** Requirement **
State how many lines in the entries below contain "icon". Write nothing but the number.

[[ Recorded data, beginning ]]

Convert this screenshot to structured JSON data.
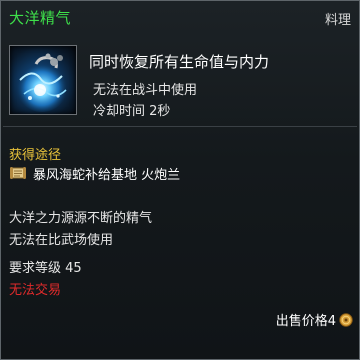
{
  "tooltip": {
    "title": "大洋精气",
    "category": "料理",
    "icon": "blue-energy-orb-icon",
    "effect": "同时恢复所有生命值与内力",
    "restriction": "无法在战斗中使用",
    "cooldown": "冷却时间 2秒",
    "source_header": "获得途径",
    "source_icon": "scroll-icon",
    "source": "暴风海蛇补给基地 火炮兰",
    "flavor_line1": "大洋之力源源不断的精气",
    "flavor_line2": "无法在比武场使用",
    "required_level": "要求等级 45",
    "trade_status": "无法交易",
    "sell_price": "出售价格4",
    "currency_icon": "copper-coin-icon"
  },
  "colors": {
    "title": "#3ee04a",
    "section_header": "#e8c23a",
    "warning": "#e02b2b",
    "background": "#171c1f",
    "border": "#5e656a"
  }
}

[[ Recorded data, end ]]

** Solution for this task **
3